• **WHAT THE EXERCISE ASKS**: Copy out the entries exactly, from the first line to the last.

• **SUPPLIED DATA**:
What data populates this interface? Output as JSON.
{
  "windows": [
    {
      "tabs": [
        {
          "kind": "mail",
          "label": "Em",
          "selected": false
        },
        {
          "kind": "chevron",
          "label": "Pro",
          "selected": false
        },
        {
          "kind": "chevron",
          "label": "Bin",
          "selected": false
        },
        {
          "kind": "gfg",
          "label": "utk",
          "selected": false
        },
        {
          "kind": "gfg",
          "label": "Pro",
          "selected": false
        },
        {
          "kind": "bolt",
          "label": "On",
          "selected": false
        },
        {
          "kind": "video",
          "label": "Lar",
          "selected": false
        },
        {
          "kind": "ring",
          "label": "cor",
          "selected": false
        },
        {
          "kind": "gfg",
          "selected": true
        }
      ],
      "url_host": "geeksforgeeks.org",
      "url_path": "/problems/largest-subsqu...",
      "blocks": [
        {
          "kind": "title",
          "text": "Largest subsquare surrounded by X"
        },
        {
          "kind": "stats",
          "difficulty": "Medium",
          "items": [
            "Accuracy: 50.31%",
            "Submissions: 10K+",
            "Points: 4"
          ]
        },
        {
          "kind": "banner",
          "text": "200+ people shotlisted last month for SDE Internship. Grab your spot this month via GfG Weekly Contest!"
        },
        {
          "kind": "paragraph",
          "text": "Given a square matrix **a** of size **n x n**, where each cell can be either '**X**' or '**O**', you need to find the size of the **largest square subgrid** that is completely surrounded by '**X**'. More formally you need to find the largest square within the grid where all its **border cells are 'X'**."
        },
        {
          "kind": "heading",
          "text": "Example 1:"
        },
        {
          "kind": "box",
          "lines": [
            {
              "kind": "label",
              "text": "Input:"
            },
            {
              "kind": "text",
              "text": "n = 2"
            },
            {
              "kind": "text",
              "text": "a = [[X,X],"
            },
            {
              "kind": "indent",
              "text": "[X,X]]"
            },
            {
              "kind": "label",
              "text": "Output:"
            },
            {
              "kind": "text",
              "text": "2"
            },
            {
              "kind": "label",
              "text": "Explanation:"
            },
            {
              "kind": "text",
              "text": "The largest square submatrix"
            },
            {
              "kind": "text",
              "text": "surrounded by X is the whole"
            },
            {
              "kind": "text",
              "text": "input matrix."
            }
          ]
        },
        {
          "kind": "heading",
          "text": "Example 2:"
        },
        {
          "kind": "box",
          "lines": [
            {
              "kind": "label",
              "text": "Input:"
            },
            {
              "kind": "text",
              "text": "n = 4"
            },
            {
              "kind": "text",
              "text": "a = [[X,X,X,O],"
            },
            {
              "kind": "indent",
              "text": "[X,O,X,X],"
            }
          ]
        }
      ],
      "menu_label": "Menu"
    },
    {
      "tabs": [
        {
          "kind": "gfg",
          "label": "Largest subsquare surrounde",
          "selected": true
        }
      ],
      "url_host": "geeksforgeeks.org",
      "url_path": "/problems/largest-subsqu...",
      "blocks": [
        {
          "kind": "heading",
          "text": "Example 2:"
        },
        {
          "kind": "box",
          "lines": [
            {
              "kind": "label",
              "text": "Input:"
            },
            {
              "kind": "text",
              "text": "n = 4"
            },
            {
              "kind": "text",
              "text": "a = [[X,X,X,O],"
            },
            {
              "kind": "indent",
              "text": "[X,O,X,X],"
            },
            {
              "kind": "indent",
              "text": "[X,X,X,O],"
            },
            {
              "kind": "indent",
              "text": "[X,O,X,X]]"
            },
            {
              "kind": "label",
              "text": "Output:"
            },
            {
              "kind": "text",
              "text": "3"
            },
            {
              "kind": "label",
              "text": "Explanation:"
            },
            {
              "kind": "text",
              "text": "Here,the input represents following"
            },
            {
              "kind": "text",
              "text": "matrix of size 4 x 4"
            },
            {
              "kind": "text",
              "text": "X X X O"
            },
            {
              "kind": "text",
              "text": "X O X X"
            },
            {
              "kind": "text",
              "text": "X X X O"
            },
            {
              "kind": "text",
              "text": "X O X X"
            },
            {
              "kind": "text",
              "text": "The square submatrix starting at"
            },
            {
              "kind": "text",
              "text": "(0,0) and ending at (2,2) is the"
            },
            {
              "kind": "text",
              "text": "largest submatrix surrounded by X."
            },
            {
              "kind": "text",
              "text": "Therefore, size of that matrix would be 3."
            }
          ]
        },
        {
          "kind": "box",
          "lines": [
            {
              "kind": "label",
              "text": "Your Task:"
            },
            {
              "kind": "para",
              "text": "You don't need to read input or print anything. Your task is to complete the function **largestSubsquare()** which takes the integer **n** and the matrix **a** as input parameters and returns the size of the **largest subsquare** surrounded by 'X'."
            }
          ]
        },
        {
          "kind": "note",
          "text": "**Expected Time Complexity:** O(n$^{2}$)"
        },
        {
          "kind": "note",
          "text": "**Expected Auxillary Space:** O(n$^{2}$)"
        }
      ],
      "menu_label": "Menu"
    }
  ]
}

• **EXERCISE OUTPUT**:
What data populates this interface? Output as JSON.
{
  "windows": [
    {
      "tabs": [
        {
          "kind": "mail",
          "label": "Em",
          "selected": false
        },
        {
          "kind": "chevron",
          "label": "Pro",
          "selected": false
        },
        {
          "kind": "chevron",
          "label": "Bin",
          "selected": false
        },
        {
          "kind": "gfg",
          "label": "utk",
          "selected": false
        },
        {
          "kind": "gfg",
          "label": "Pro",
          "selected": false
        },
        {
          "kind": "bolt",
          "label": "On",
          "selected": false
        },
        {
          "kind": "video",
          "label": "Lar",
          "selected": false
        },
        {
          "kind": "ring",
          "label": "cor",
          "selected": false
        },
        {
          "kind": "gfg",
          "selected": true
        }
      ],
      "url_host": "geeksforgeeks.org",
      "url_path": "/problems/largest-subsqu...",
      "blocks": [
        {
          "kind": "title",
          "text": "Largest subsquare surrounded by X"
        },
        {
          "kind": "stats",
          "difficulty": "Medium",
          "items": [
            "Accuracy: 50.31%",
            "Submissions: 10K+",
            "Points: 4"
          ]
        },
        {
          "kind": "banner",
          "text": "200+ people shotlisted last month for SDE Internship. Grab your spot this month via GfG Weekly Contest!"
        },
        {
          "kind": "paragraph",
          "text": "Given a square matrix **a** of size **n x n**, where each cell can be either '**X**' or '**O**', you need to find the size of the **largest square subgrid** that is completely surrounded by '**X**'. More formally you need to find the largest square within the grid where all its **border cells are 'X'**."
        },
        {
          "kind": "heading",
          "text": "Example 1:"
        },
        {
          "kind": "box",
          "lines": [
            {
              "kind": "label",
              "text": "Input:"
            },
            {
              "kind": "text",
              "text": "n = 2"
            },
            {
              "kind": "text",
              "text": "a = [[X,X],"
            },
            {
              "kind": "indent",
              "text": "[X,X]]"
            },
            {
              "kind": "label",
              "text": "Output:"
            },
            {
              "kind": "text",
              "text": "2"
            },
            {
              "kind": "label",
              "text": "Explanation:"
            },
            {
              "kind": "text",
              "text": "The largest square submatrix"
            },
            {
              "kind": "text",
              "text": "surrounded by X is the whole"
            },
            {
              "kind": "text",
              "text": "input matrix."
            }
          ]
        },
        {
          "kind": "heading",
          "text": "Example 2:"
        },
        {
          "kind": "box",
          "lines": [
            {
              "kind": "label",
              "text": "Input:"
            },
            {
              "kind": "text",
              "text": "n = 4"
            },
            {
              "kind": "text",
              "text": "a = [[X,X,X,O],"
            },
            {
              "kind": "indent",
              "text": "[X,O,X,X],"
            }
          ]
        }
      ],
      "menu_label": "Menu"
    },
    {
      "tabs": [
        {
          "kind": "gfg",
          "label": "Largest subsquare surrounde",
          "selected": true
        }
      ],
      "url_host": "geeksforgeeks.org",
      "url_path": "/problems/largest-subsqu...",
      "blocks": [
        {
          "kind": "heading",
          "text": "Example 2:"
        },
        {
          "kind": "box",
          "lines": [
            {
              "kind": "label",
              "text": "Input:"
            },
            {
              "kind": "text",
              "text": "n = 4"
            },
            {
              "kind": "text",
              "text": "a = [[X,X,X,O],"
            },
            {
              "kind": "indent",
              "text": "[X,O,X,X],"
            },
            {
              "kind": "indent",
              "text": "[X,X,X,O],"
            },
            {
              "kind": "indent",
              "text": "[X,O,X,X]]"
            },
            {
              "kind": "label",
              "text": "Output:"
            },
            {
              "kind": "text",
              "text": "3"
            },
            {
              "kind": "label",
              "text": "Explanation:"
            },
            {
              "kind": "text",
              "text": "Here,the input represents following"
            },
            {
              "kind": "text",
              "text": "matrix of size 4 x 4"
            },
            {
              "kind": "text",
              "text": "X X X O"
            },
            {
              "kind": "text",
              "text": "X O X X"
            },
            {
              "kind": "text",
              "text": "X X X O"
            },
            {
              "kind": "text",
              "text": "X O X X"
            },
            {
              "kind": "text",
              "text": "The square submatrix starting at"
            },
            {
              "kind": "text",
              "text": "(0,0) and ending at (2,2) is the"
            },
            {
              "kind": "text",
              "text": "largest submatrix surrounded by X."
            },
            {
              "kind": "text",
              "text": "Therefore, size of that matrix would be 3."
            }
          ]
        },
        {
          "kind": "box",
          "lines": [
            {
              "kind": "label",
              "text": "Your Task:"
            },
            {
              "kind": "para",
              "text": "You don't need to read input or print anything. Your task is to complete the function **largestSubsquare()** which takes the integer **n** and the matrix **a** as input parameters and returns the size of the **largest subsquare** surrounded by 'X'."
            }
          ]
        },
        {
          "kind": "note",
          "text": "**Expected Time Complexity:** O(n$^{2}$)"
        },
        {
          "kind": "note",
          "text": "**Expected Auxillary Space:** O(n$^{2}$)"
        }
      ],
      "menu_label": "Menu"
    }
  ]
}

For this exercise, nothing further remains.